Now, what about the philosopher ruler who must pass on his wisdom in order to educate and enlighten the world not overtly, but subtly. In the allegory, the enlightened individual who saw the light of the sun can only achieve this through creating shadowy illusions on the cave wall. However, there are many other "puppet masters" making shadows on the wall for the prisoners to watch, and they deceive and conjure things untruthfully and without reason. The enlightened one, however, because of the inevitability of his rejection were he to convey his reason directly, must use this shadowy mode of illusory puppeteering to get his message across by meager demonstration.
And that is what Sesame Street is -- the shadows on the wall, demonstrations of how we might live in a harmonious society. It's given to us at a young age through television by it's enlightened creators so that we might adapt to and absorb its positive message. Thank you, Sesame Street.
3. Do you remember Gargamel, the archnemesis of the Smurfs? He has a spell that will let him turn Smurfs into gold--provided that he has at least six Smurfs. This is among his motivations to hunt them.

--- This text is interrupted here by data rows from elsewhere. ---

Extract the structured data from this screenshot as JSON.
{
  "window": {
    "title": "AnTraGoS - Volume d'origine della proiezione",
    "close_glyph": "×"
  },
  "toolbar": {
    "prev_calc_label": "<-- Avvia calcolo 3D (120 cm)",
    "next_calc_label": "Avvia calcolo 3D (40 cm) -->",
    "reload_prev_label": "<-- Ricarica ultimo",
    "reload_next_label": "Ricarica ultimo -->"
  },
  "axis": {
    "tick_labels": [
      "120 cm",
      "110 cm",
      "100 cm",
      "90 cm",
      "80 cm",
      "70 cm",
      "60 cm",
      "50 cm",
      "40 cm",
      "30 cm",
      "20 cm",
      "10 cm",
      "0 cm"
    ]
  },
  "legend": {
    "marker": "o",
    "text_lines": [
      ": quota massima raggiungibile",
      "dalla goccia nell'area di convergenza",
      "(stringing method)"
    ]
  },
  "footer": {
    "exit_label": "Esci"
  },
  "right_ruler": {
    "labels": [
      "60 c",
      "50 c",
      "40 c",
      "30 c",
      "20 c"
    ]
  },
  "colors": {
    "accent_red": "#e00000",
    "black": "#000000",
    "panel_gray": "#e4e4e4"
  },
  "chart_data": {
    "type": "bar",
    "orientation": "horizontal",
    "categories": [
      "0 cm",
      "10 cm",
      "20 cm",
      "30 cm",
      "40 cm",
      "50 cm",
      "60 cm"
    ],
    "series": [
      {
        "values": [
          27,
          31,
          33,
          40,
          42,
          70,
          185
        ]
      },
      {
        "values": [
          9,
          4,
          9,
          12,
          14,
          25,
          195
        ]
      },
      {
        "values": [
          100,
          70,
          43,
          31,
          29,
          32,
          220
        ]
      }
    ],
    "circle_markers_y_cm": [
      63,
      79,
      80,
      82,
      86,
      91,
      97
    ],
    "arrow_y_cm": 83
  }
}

At other times, he wants to destroy them just to rid the world of their happiness or to eat them. Why would Gargamel want to eat the Smurfs? Because their flesh is an addictive hallucinagenic. CoCoa explains:
The Smurfs live in houses made og hollowed out mushrooms, they hollow out the mushrooms by eating the insides of it.
Psilocybin is the chemical compund in mushrooms that causes hallucinations. [...] Garagamel wants to eat the Smurfs because they are pure concentrated Psilocybin.